Roger S. Borovoy
The information listed below is current as of the date the transcript was finalized.
Abstract of Interview
Roger S. Borovoy worked as counsel at both Fairchild Camera Instrument Corporation and Intel Corporation, placing him at the heart of the semiconductor revolution in America. He begins his oral history discussing his choice of the Massachusetts Institute of Technology (MIT) for his undergraduate degree, as well as his early interest in the law, especially patent law. Aftera short period of time at Chevron Research, Borovoy began to work as Patent Counsel at Fairchild Camera Instrument Corporation, meeting Gordon Moore; Borovoy quickly became entrenched in the burgeoning electronics industry and legal issues surrounding intellectual property and patents. After fighting legal battles with Motorola, and dealing with international licensing issues, he moved on to working for Intel in 1974. Throughout the remainder of the oral history, Borovoy reflects upon the AMD processor agreement, the Chip Protection Act, Gordon Moore and the culture of Intel, as well as his life after leaving Intel.

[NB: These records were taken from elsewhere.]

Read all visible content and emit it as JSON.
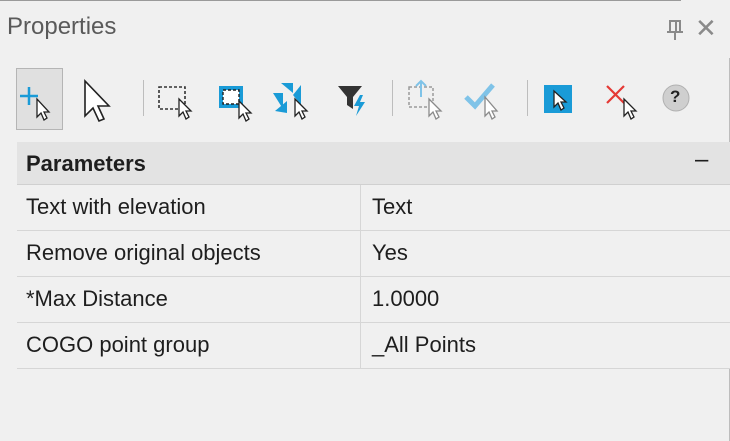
{
  "panel": {
    "title": "Properties",
    "pin_icon": "pin-icon",
    "close_label": "✕"
  },
  "toolbar": {
    "buttons": [
      {
        "name": "add-selection-icon"
      },
      {
        "name": "select-cursor-icon"
      },
      {
        "name": "window-select-icon"
      },
      {
        "name": "crossing-select-icon"
      },
      {
        "name": "select-similar-icon"
      },
      {
        "name": "filter-select-icon"
      },
      {
        "name": "pick-to-add-icon"
      },
      {
        "name": "confirm-select-icon"
      },
      {
        "name": "quick-select-icon"
      },
      {
        "name": "remove-selection-icon"
      },
      {
        "name": "help-icon"
      }
    ],
    "help_label": "?"
  },
  "parameters": {
    "heading": "Parameters",
    "toggle": "–",
    "rows": [
      {
        "name": "Text with elevation",
        "value": "Text"
      },
      {
        "name": "Remove original objects",
        "value": "Yes"
      },
      {
        "name": "*Max Distance",
        "value": "1.0000"
      },
      {
        "name": "COGO point group",
        "value": "_All Points"
      }
    ]
  },
  "colors": {
    "background": "#f0f0f0",
    "accent_blue": "#1a9bd7",
    "red_x": "#e53935"
  }
}
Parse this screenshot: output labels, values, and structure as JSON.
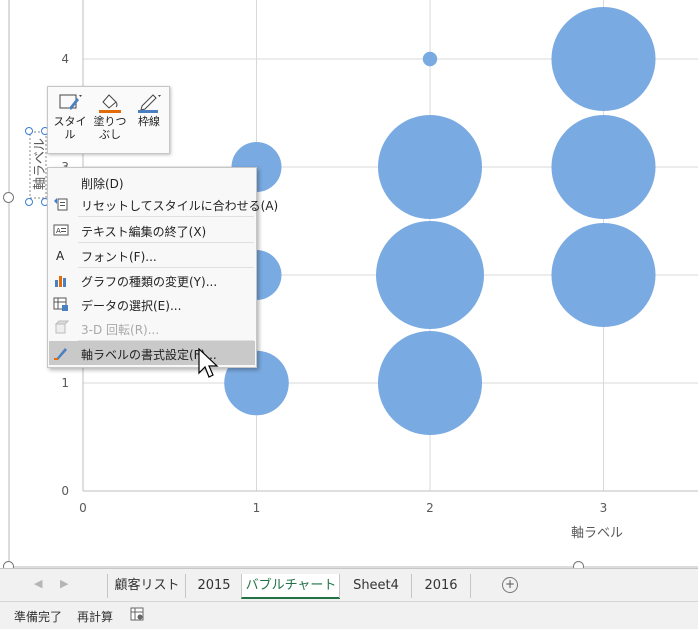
{
  "chart_data": {
    "type": "bubble",
    "x": [
      1,
      1,
      1,
      2,
      2,
      2,
      2,
      3,
      3,
      3
    ],
    "y": [
      1,
      2,
      3,
      1,
      2,
      3,
      4,
      2,
      3,
      4
    ],
    "sizes": [
      1.0,
      0.6,
      0.6,
      2.6,
      2.8,
      2.6,
      0.05,
      2.6,
      2.6,
      2.6
    ],
    "x_ticks": [
      "0",
      "1",
      "2",
      "3"
    ],
    "y_ticks": [
      "0",
      "1",
      "2",
      "3",
      "4"
    ],
    "xlim": [
      0,
      3.5
    ],
    "ylim": [
      0,
      4.3
    ],
    "xlabel": "軸ラベル",
    "ylabel": "軸ラベル",
    "grid": true,
    "bubble_color": "#7aaae2"
  },
  "mini_toolbar": {
    "style_label": "スタイ\nル",
    "fill_label": "塗りつ\nぶし",
    "outline_label": "枠線"
  },
  "context_menu": {
    "items": [
      {
        "label": "削除(D)",
        "icon": "delete-icon",
        "disabled": false
      },
      {
        "label": "リセットしてスタイルに合わせる(A)",
        "icon": "reset-style-icon",
        "disabled": false
      },
      {
        "label": "テキスト編集の終了(X)",
        "icon": "exit-text-edit-icon",
        "disabled": false
      },
      {
        "label": "フォント(F)...",
        "icon": "font-icon",
        "disabled": false
      },
      {
        "label": "グラフの種類の変更(Y)...",
        "icon": "chart-type-icon",
        "disabled": false
      },
      {
        "label": "データの選択(E)...",
        "icon": "select-data-icon",
        "disabled": false
      },
      {
        "label": "3-D 回転(R)...",
        "icon": "3d-rotation-icon",
        "disabled": true
      },
      {
        "label": "軸ラベルの書式設定(F)...",
        "icon": "format-axis-title-icon",
        "disabled": false
      }
    ]
  },
  "sheet_tabs": {
    "tabs": [
      "顧客リスト",
      "2015",
      "バブルチャート",
      "Sheet4",
      "2016"
    ],
    "active": "バブルチャート"
  },
  "status_bar": {
    "ready": "準備完了",
    "recalc": "再計算"
  },
  "colors": {
    "accent": "#217346",
    "bubble": "#7aaae2",
    "menu_highlight": "#c9c9c9"
  }
}
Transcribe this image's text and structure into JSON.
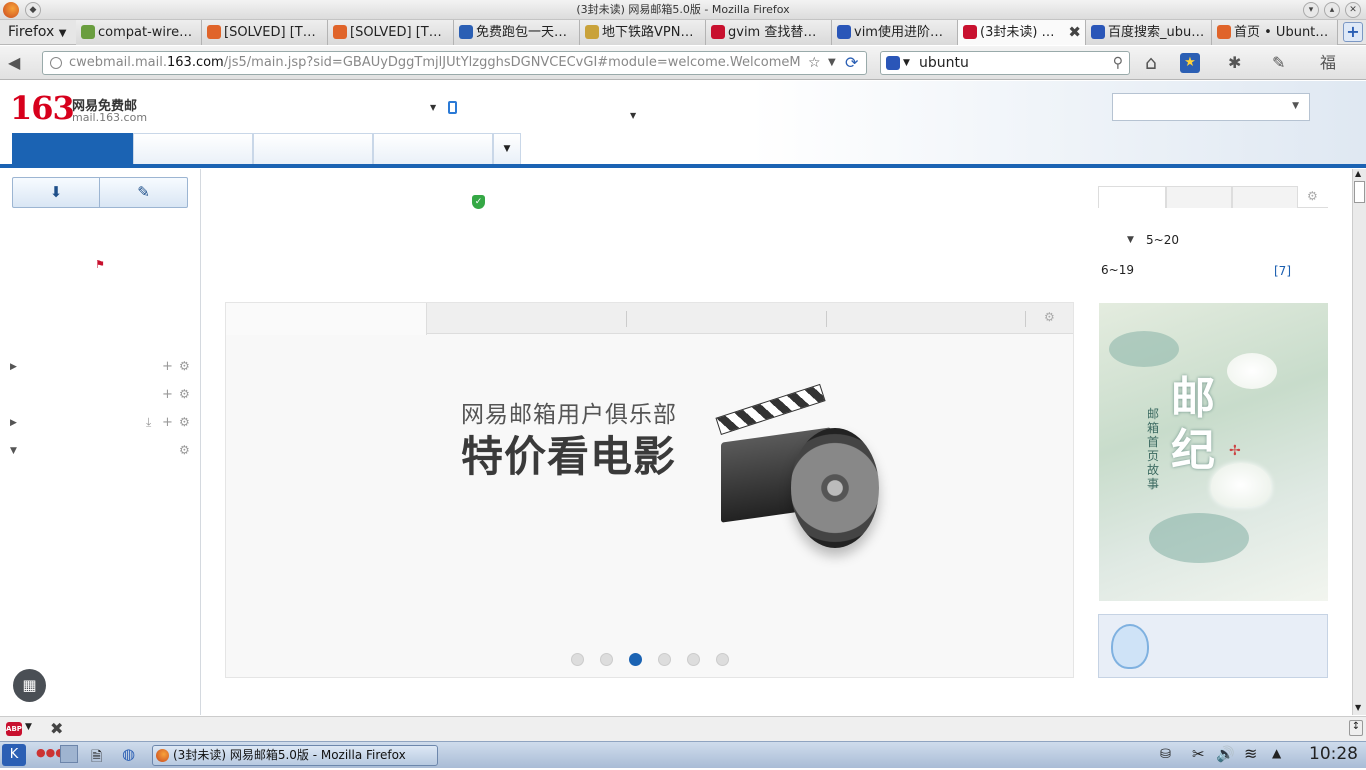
{
  "window": {
    "title": "(3封未读) 网易邮箱5.0版 - Mozilla Firefox"
  },
  "browser": {
    "menu_label": "Firefox",
    "tabs": [
      {
        "label": "compat-wire…",
        "color": "#6a9e3f"
      },
      {
        "label": "[SOLVED] [T…",
        "color": "#e0642a"
      },
      {
        "label": "[SOLVED] [T…",
        "color": "#e0642a"
      },
      {
        "label": "免费跑包一天…",
        "color": "#2b5fb4"
      },
      {
        "label": "地下铁路VPN…",
        "color": "#c9a23a"
      },
      {
        "label": "gvim 查找替…",
        "color": "#c8102e"
      },
      {
        "label": "vim使用进阶…",
        "color": "#2a56b8"
      },
      {
        "label": "(3封未读) …",
        "color": "#c8102e"
      },
      {
        "label": "百度搜索_ubu…",
        "color": "#2a56b8"
      },
      {
        "label": "首页 • Ubunt…",
        "color": "#e0642a"
      }
    ],
    "active_tab_index": 7,
    "url_prefix": "cwebmail.mail.",
    "url_domain": "163.com",
    "url_rest": "/js5/main.jsp?sid=GBAUyDggTmjlJUtYlzgghsDGNVCECvGI#module=welcome.WelcomeM",
    "search_value": "ubuntu"
  },
  "mail": {
    "logo_number": "163",
    "logo_name": "网易免费邮",
    "logo_domain": "mail.163.com",
    "weather_range": "5~20",
    "weather_next": "6~19",
    "count_link": "[7]",
    "banner_line1": "网易邮箱用户俱乐部",
    "banner_line2": "特价看电影",
    "side_story_line1": "邮纪",
    "side_story_line2": "邮箱首页故事",
    "carousel_dots": 6,
    "carousel_active": 2,
    "brand_color": "#1b63b3"
  },
  "taskbar": {
    "window_label": "(3封未读) 网易邮箱5.0版 - Mozilla Firefox",
    "clock": "10:28"
  }
}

He provides great insight into what life was like in technology development from the 1960s to the present, the way fortunes were won and lost, and how a select group of people changed the world.
|1956||Massachusetts Institute of Technology||BS||Chemical and Electrical Engineering and Business|
|1959||Harvard Law School||JD|
Fairchild Camera Instrument Corporation
Brown & Bain
Fish & Richardson, P.C.
Table of Contents
Why he chose MIT. Early interest in law. How he got into Patent law Offered job by Robert Noyce. Impressions of Noyce and Moore. Kilby v. Noyce. Cross-licensing.
Companies start breaking off. Trade secret suits. Interactions with Gordon Moore. Metal oxide semiconductors. Difficulties in intellectual property and patent law. Cross Licensing in the Electronics Industry.
Les Hogan comes from Motorola. Motorola files suit on trade secrets. Court battle and settlement. Licensing and Japan. Highly profitable. Different forms of licensing.
Arrives in 1974. Interactions with Noyce and Moore. Andrew Grove. AT&T sues Intel. No existing record of depositions. AMD microprocessor agreement. Five year arbitration. Trial after he left.
Wrote original draft. Act wasn't really important. HR legal responsibilities.
Very reserved but employee focused. Opposite personality of Noyce. Working for Gordon Moore.
Private practice. Venture capital in the current market. Patent infringement.
Gordon Moore's influence. Integrity. Honesty.
About the Interviewer
David C. Brock is a senior research fellow with the Center for Contemporary History and Policy at the Chemical Heritage Foundation. As a historian of science and technology, he specializes in the history of semiconductor science, technology, and industry; the history of instrumentation; and oral history. Brock has studied the philosophy, sociology, and history of science at Brown University, the University of Edinburgh, and Princeton University.
In the policy arena Brock recently published Patterning the World: The Rise of Chemically Amplified Photoresists, a white-paper case study for the Center’s Studies in Materials Innovation. With Hyungsub Choi he is preparing an analysis of semiconductor technology roadmapping, having presented preliminary results at the 2009 meeting of the Industry Studies Association.